What the task asks ▸ Give every entry below again, exactly as written, and skip the images.

Data about app and page elements ▸
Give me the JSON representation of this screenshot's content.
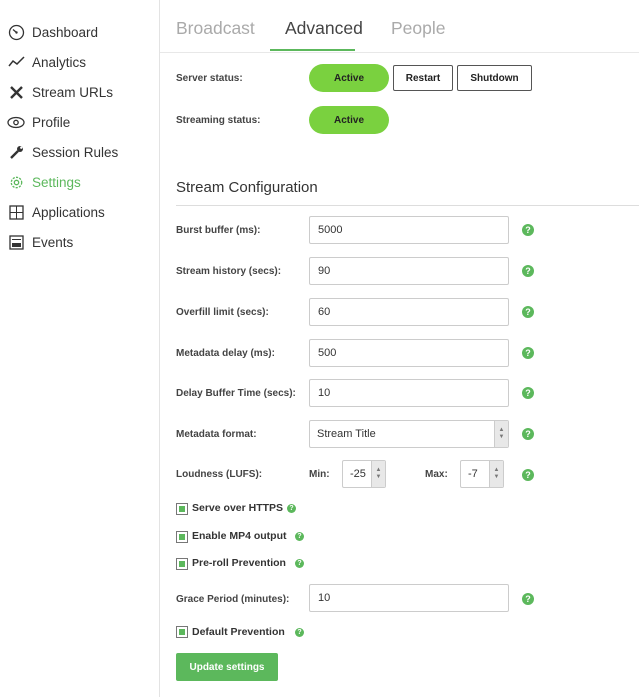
{
  "sidebar": {
    "items": [
      {
        "label": "Dashboard",
        "icon": "dashboard-gauge-icon"
      },
      {
        "label": "Analytics",
        "icon": "analytics-line-icon"
      },
      {
        "label": "Stream URLs",
        "icon": "tools-icon"
      },
      {
        "label": "Profile",
        "icon": "eye-icon"
      },
      {
        "label": "Session Rules",
        "icon": "wrench-icon"
      },
      {
        "label": "Settings",
        "icon": "gear-icon",
        "active": true
      },
      {
        "label": "Applications",
        "icon": "puzzle-icon"
      },
      {
        "label": "Events",
        "icon": "log-icon"
      }
    ]
  },
  "tabs": [
    {
      "label": "Broadcast"
    },
    {
      "label": "Advanced",
      "active": true
    },
    {
      "label": "People"
    }
  ],
  "server": {
    "status_label": "Server status:",
    "status_value": "Active",
    "restart_label": "Restart",
    "shutdown_label": "Shutdown",
    "streaming_label": "Streaming status:",
    "streaming_value": "Active"
  },
  "config": {
    "title": "Stream Configuration",
    "fields": [
      {
        "label": "Burst buffer (ms):",
        "value": "5000"
      },
      {
        "label": "Stream history (secs):",
        "value": "90"
      },
      {
        "label": "Overfill limit (secs):",
        "value": "60"
      },
      {
        "label": "Metadata delay (ms):",
        "value": "500"
      },
      {
        "label": "Delay Buffer Time (secs):",
        "value": "10"
      }
    ],
    "metadata_format": {
      "label": "Metadata format:",
      "value": "Stream Title"
    },
    "loudness": {
      "label": "Loudness (LUFS):",
      "min_label": "Min:",
      "min_value": "-25",
      "max_label": "Max:",
      "max_value": "-7"
    },
    "checkboxes": [
      {
        "label": "Serve over HTTPS",
        "checked": true
      },
      {
        "label": "Enable MP4 output",
        "checked": true
      },
      {
        "label": "Pre-roll Prevention",
        "checked": true
      }
    ],
    "grace_period": {
      "label": "Grace Period (minutes):",
      "value": "10"
    },
    "default_prevention": {
      "label": "Default Prevention",
      "checked": true
    },
    "help_glyph": "?",
    "update_label": "Update settings"
  },
  "colors": {
    "accent": "#5cb85c",
    "active_pill": "#7ad13f"
  }
}
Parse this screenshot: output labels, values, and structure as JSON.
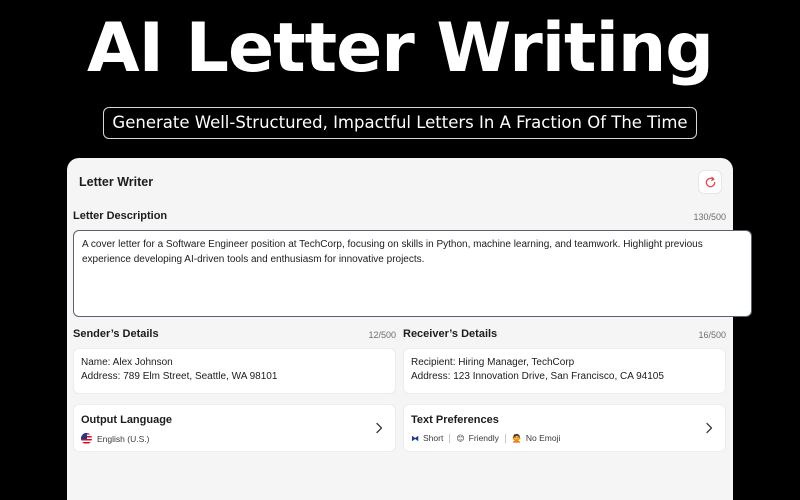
{
  "hero": {
    "title": "AI Letter Writing",
    "subtitle": "Generate Well-Structured, Impactful Letters In A Fraction Of The Time"
  },
  "window": {
    "title": "Letter Writer",
    "refresh_icon": "refresh-icon",
    "accent_color": "#e0454f"
  },
  "description": {
    "label": "Letter Description",
    "counter": "130/500",
    "value": "A cover letter for a Software Engineer position at TechCorp, focusing on skills in Python, machine learning, and teamwork. Highlight previous experience developing AI-driven tools and enthusiasm for innovative projects."
  },
  "sender": {
    "label": "Sender’s Details",
    "counter": "12/500",
    "line1": "Name: Alex Johnson",
    "line2": "Address: 789 Elm Street, Seattle, WA 98101"
  },
  "receiver": {
    "label": "Receiver’s Details",
    "counter": "16/500",
    "line1": "Recipient: Hiring Manager, TechCorp",
    "line2": "Address: 123 Innovation Drive, San Francisco, CA 94105"
  },
  "output_language": {
    "title": "Output Language",
    "value": "English (U.S.)",
    "icon": "us-flag-icon"
  },
  "text_preferences": {
    "title": "Text Preferences",
    "items": [
      {
        "icon": "bowtie-icon",
        "glyph": "⧓",
        "label": "Short"
      },
      {
        "icon": "smiley-icon",
        "glyph": "😊",
        "label": "Friendly"
      },
      {
        "icon": "no-emoji-icon",
        "glyph": "🙅",
        "label": "No Emoji"
      }
    ]
  }
}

Response ▸
Give me the JSON representation of this screenshot's content.
{
  "sidebar": {
    "items": [
      {
        "label": "Dashboard",
        "icon": "dashboard-gauge-icon"
      },
      {
        "label": "Analytics",
        "icon": "analytics-line-icon"
      },
      {
        "label": "Stream URLs",
        "icon": "tools-icon"
      },
      {
        "label": "Profile",
        "icon": "eye-icon"
      },
      {
        "label": "Session Rules",
        "icon": "wrench-icon"
      },
      {
        "label": "Settings",
        "icon": "gear-icon",
        "active": true
      },
      {
        "label": "Applications",
        "icon": "puzzle-icon"
      },
      {
        "label": "Events",
        "icon": "log-icon"
      }
    ]
  },
  "tabs": [
    {
      "label": "Broadcast"
    },
    {
      "label": "Advanced",
      "active": true
    },
    {
      "label": "People"
    }
  ],
  "server": {
    "status_label": "Server status:",
    "status_value": "Active",
    "restart_label": "Restart",
    "shutdown_label": "Shutdown",
    "streaming_label": "Streaming status:",
    "streaming_value": "Active"
  },
  "config": {
    "title": "Stream Configuration",
    "fields": [
      {
        "label": "Burst buffer (ms):",
        "value": "5000"
      },
      {
        "label": "Stream history (secs):",
        "value": "90"
      },
      {
        "label": "Overfill limit (secs):",
        "value": "60"
      },
      {
        "label": "Metadata delay (ms):",
        "value": "500"
      },
      {
        "label": "Delay Buffer Time (secs):",
        "value": "10"
      }
    ],
    "metadata_format": {
      "label": "Metadata format:",
      "value": "Stream Title"
    },
    "loudness": {
      "label": "Loudness (LUFS):",
      "min_label": "Min:",
      "min_value": "-25",
      "max_label": "Max:",
      "max_value": "-7"
    },
    "checkboxes": [
      {
        "label": "Serve over HTTPS",
        "checked": true
      },
      {
        "label": "Enable MP4 output",
        "checked": true
      },
      {
        "label": "Pre-roll Prevention",
        "checked": true
      }
    ],
    "grace_period": {
      "label": "Grace Period (minutes):",
      "value": "10"
    },
    "default_prevention": {
      "label": "Default Prevention",
      "checked": true
    },
    "help_glyph": "?",
    "update_label": "Update settings"
  },
  "colors": {
    "accent": "#5cb85c",
    "active_pill": "#7ad13f"
  }
}
Parse this screenshot: output labels, values, and structure as JSON.
{
  "hero": {
    "title": "AI Letter Writing",
    "subtitle": "Generate Well-Structured, Impactful Letters In A Fraction Of The Time"
  },
  "window": {
    "title": "Letter Writer",
    "refresh_icon": "refresh-icon",
    "accent_color": "#e0454f"
  },
  "description": {
    "label": "Letter Description",
    "counter": "130/500",
    "value": "A cover letter for a Software Engineer position at TechCorp, focusing on skills in Python, machine learning, and teamwork. Highlight previous experience developing AI-driven tools and enthusiasm for innovative projects."
  },
  "sender": {
    "label": "Sender’s Details",
    "counter": "12/500",
    "line1": "Name: Alex Johnson",
    "line2": "Address: 789 Elm Street, Seattle, WA 98101"
  },
  "receiver": {
    "label": "Receiver’s Details",
    "counter": "16/500",
    "line1": "Recipient: Hiring Manager, TechCorp",
    "line2": "Address: 123 Innovation Drive, San Francisco, CA 94105"
  },
  "output_language": {
    "title": "Output Language",
    "value": "English (U.S.)",
    "icon": "us-flag-icon"
  },
  "text_preferences": {
    "title": "Text Preferences",
    "items": [
      {
        "icon": "bowtie-icon",
        "glyph": "⧓",
        "label": "Short"
      },
      {
        "icon": "smiley-icon",
        "glyph": "😊",
        "label": "Friendly"
      },
      {
        "icon": "no-emoji-icon",
        "glyph": "🙅",
        "label": "No Emoji"
      }
    ]
  }
}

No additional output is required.